• Being interested in what other children want and like: All children believe at first that they are the center of the universe. For this reason it is expected that everyone around should meet their desires. It is normal to think so up to a point, but they need to perceive the world as having a variety of people whose interests need also be taken account. This is the true value of having brothers and sisters or playmates in the neighborhood –the children learn to share the world.
• Being respectful of others: A rude child will become a disrespectful husband, neighbor, and employee. Respect might be translated by the following statement: “I value you and what you do.” And it is also about setting limits. Teach your child that it is never okay to open someone’s mail, look in mom’s purse or take things that do not belong to them. Each of us has the right to privacy and property.
• Playing sports: It doesn’t have to be something very competitive, it can be ping pong, for example.

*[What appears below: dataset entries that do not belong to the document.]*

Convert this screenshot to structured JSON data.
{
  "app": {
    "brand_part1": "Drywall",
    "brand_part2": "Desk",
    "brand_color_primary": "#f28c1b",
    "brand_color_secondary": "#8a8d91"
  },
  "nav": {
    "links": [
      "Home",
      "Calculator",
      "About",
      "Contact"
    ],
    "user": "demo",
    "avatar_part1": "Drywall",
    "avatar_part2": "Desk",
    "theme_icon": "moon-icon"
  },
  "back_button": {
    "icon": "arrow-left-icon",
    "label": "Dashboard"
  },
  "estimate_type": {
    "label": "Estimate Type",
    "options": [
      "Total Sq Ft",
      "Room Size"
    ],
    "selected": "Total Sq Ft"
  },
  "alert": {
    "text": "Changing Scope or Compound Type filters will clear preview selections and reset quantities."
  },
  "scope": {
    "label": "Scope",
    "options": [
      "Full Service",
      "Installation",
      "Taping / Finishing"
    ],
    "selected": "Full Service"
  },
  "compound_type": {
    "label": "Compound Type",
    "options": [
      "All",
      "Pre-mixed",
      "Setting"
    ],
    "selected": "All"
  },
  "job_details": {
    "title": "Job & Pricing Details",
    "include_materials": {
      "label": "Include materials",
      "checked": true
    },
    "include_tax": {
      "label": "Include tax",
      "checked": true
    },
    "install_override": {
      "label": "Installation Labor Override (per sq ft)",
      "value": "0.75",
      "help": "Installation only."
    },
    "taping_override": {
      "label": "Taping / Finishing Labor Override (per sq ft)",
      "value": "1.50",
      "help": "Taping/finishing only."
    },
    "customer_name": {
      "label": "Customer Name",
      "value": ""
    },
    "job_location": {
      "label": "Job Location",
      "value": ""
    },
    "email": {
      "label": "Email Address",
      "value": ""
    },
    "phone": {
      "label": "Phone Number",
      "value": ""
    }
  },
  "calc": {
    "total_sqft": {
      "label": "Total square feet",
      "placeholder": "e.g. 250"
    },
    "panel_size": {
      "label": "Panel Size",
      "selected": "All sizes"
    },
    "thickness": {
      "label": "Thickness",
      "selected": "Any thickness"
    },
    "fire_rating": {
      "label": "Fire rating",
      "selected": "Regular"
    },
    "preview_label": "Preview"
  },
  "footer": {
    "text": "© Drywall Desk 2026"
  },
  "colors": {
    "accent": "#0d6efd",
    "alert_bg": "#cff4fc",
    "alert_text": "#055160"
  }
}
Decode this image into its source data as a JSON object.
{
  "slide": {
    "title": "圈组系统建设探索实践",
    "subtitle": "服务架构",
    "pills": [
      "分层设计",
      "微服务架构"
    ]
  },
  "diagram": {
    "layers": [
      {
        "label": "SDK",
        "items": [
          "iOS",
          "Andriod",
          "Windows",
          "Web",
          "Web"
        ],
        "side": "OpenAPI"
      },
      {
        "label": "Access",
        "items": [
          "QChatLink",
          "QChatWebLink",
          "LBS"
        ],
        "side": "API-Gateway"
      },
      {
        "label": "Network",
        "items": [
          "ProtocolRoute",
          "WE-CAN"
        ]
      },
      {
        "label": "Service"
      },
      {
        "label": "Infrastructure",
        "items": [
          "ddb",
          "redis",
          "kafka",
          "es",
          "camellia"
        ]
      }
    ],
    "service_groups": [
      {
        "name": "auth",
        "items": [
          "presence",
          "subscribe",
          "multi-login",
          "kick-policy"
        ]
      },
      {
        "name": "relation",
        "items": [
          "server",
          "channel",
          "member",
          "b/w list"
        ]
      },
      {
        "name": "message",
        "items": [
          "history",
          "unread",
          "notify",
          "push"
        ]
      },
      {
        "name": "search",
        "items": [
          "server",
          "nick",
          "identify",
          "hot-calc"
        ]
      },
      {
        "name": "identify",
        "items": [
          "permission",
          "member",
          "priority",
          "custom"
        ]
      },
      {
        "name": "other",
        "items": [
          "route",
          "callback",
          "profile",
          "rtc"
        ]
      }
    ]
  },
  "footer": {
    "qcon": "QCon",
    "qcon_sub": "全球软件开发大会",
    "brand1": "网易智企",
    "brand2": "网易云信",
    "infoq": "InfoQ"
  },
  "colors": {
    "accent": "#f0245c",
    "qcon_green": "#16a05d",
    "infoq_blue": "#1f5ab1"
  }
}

• Leadership: leadership skills and attitudes can be developed in all children. The best thing parents can do is to give children the opportunity to lead – it can be as simple as telling your child something like, “Today you will be the one to choose how to spend this day. “
5. Teach your child how to be a happy loser
Don’t let your child grow up believing that happiness is the same with winning, because it isn’t. But if your child thinks so, then he will always go to no end of trouble to win, and this will determine him to have an aversion to his self and feel unhappy when he loses.
Some parents think it is wrong – even harmful, psychologically speaking – to beat their kid to a game. It is natural to want your child to learn to win, but it is equally important to show him that losing is not the end of the world.
6. Encourage any form of play
Play is a source of happiness for children and adults. The game also contributes to social development, the lessons people learn from childhood games influence the social life of the future adult.
7. To accept imperfections
At any age, seeking perfection can be overwhelming. Perfection is an ideal and not a reality. If you insist to have a perfect child, you will be disappointed and unhappy – and your child will see the disappointment in your eyes.
All human beings (including you!) have flaws, weaknesses and imperfections and also some unique talents that together define our personalities. Children need to know that there is no perfection, that a small grade isn’t the end of the world or, if they are not among the most popular students in the school, it does not mean he is a loser.
Thus, children need a break from time to time and hear you saying more often, “I love you. Nobody is perfect.”
8. Teach your child commitment and perseverance
Two of the most important lessons a parent can teach his children are commitment and perseverance. Being a player and not a spectator is one of the three elements of a person’s strength: a resilient person with high self-confidence, fully committed to life.
Perseverance is the quality of person not accustomed to give up. For this reason it is recommended that children be given the opportunity to finish something important, to feel the sense of pride and accomplishment that only comes at the end, and to be happy with himself as a result.
9. Let your child see you happy
Emotions are contagious. If your child sees you sad and unhappy all the time, it is very probable that he should adopt the same attitude. The good news is that the same applies to positive emotions. So, if your child sees you happy, he will be happier, too. Children need to see you smile, hear you laughing and saying, “Today is a happy day!” once in a while.
Children are like sponges: they absorb everything around them. The best thing you can do to help them be happy throughout life is to be happy yourself and share happiness with them.
W. Doyle Gentry, Happiness for Dummies